In every line of the records, look for "value", then report how many lines have it and nothing else.

● ● ● ●

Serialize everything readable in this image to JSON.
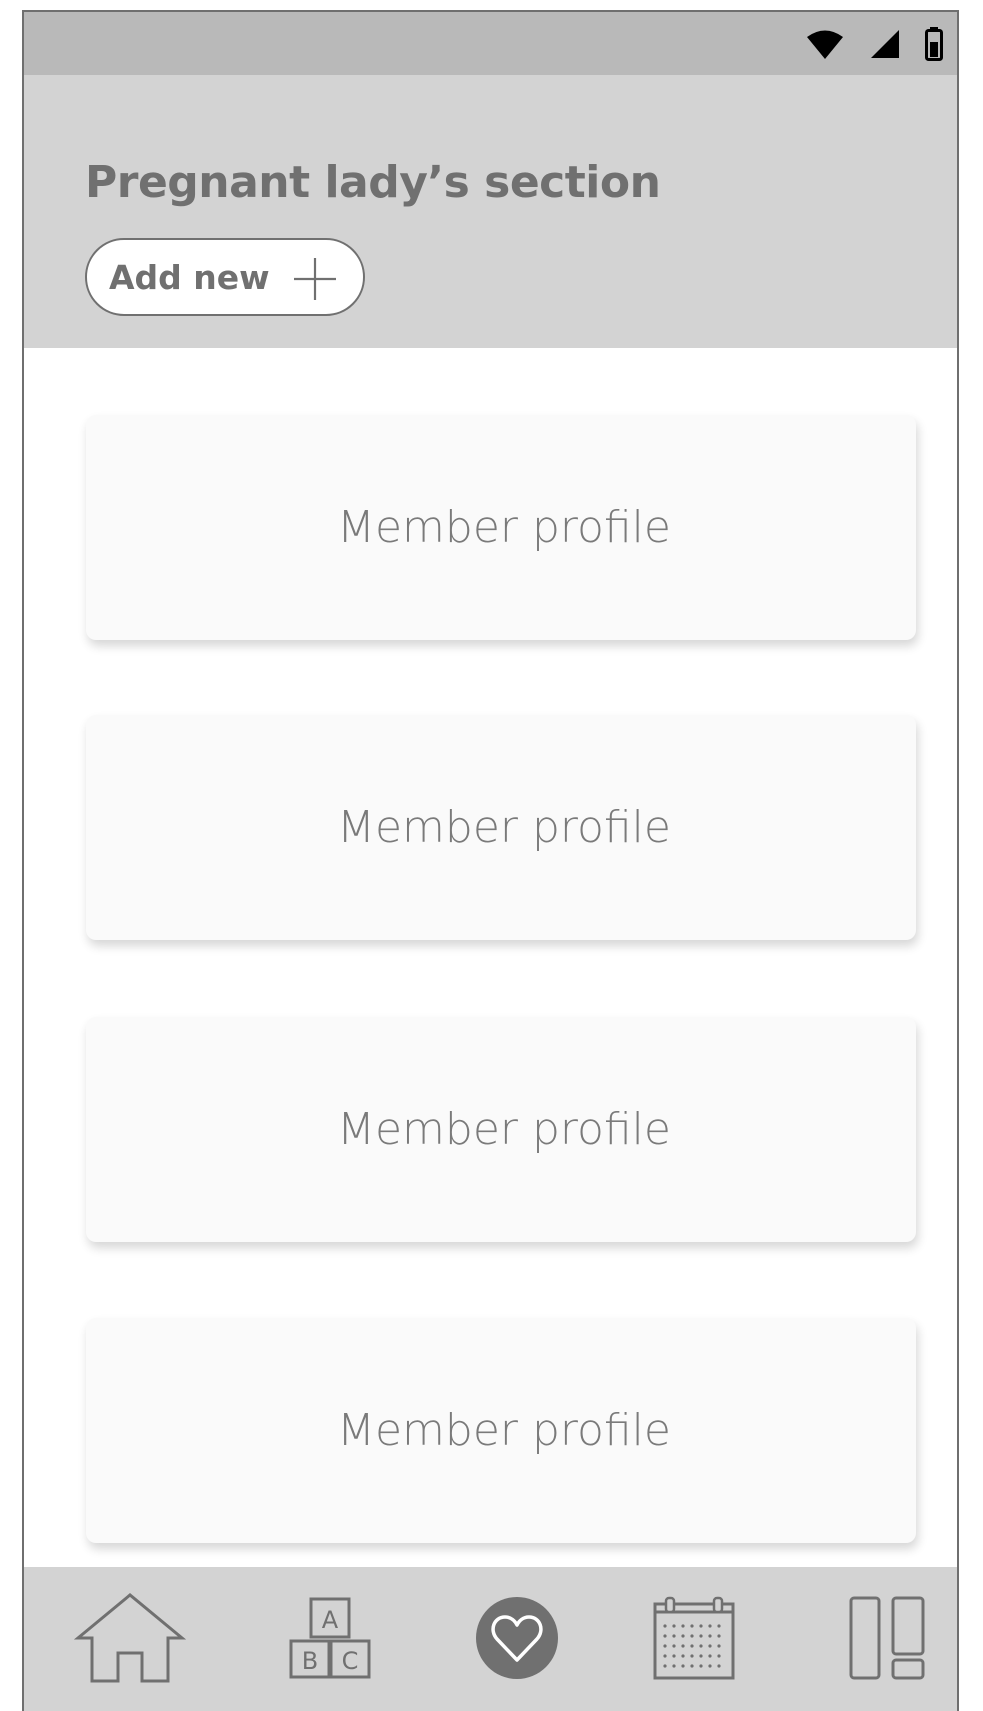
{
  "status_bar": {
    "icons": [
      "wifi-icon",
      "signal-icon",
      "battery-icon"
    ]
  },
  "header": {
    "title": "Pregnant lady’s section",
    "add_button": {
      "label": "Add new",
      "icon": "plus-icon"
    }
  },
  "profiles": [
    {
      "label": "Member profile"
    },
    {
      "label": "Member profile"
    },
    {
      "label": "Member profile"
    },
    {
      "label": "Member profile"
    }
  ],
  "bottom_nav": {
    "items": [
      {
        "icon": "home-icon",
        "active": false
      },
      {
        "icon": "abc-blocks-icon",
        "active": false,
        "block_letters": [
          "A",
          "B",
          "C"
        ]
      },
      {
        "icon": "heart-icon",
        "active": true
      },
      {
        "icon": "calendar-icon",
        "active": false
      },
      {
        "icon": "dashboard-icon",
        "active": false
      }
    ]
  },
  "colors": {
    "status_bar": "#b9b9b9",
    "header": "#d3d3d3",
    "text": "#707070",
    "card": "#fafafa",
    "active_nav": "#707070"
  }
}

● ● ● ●

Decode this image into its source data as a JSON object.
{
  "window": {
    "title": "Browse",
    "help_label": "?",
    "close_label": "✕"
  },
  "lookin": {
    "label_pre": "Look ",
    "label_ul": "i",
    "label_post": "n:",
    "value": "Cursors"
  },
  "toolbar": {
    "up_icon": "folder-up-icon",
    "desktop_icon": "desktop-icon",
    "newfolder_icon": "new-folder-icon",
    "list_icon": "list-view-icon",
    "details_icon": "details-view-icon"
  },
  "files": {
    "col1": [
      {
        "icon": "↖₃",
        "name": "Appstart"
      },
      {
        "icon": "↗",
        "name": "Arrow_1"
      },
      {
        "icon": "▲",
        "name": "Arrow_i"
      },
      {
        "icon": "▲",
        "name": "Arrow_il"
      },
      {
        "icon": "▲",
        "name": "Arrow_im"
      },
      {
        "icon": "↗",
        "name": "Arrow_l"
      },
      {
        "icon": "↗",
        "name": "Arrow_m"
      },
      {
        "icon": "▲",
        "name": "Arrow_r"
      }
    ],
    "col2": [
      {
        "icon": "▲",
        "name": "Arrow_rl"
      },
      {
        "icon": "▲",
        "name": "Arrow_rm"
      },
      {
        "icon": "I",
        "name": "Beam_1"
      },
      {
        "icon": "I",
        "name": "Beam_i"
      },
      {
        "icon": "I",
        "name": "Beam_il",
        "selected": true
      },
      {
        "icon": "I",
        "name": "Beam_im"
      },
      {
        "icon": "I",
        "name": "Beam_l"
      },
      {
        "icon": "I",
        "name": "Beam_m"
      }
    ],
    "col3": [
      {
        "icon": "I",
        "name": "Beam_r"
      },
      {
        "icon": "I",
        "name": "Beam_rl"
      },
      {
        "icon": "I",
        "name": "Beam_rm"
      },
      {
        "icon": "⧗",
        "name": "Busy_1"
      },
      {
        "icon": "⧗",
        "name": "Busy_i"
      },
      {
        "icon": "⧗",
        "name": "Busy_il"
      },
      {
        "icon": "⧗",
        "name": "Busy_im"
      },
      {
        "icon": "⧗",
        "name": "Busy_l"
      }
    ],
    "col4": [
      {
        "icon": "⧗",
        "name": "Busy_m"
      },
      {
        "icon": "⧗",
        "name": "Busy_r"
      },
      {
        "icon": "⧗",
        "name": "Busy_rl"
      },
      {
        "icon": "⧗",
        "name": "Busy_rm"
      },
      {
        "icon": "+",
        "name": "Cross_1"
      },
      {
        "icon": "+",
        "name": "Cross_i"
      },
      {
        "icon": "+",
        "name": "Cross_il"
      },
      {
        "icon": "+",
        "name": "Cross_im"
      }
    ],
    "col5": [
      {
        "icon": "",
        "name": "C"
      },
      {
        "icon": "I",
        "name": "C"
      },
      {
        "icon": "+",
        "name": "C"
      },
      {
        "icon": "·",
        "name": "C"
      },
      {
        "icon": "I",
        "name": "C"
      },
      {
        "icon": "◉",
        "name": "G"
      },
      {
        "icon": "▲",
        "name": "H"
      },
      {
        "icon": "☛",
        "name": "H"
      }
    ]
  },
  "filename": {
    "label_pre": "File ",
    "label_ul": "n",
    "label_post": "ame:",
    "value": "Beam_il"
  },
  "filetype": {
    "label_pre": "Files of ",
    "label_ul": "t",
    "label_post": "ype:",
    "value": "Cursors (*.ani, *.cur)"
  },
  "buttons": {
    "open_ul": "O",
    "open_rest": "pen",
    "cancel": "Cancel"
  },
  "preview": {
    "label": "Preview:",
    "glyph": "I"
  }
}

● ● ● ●

Task answer:
3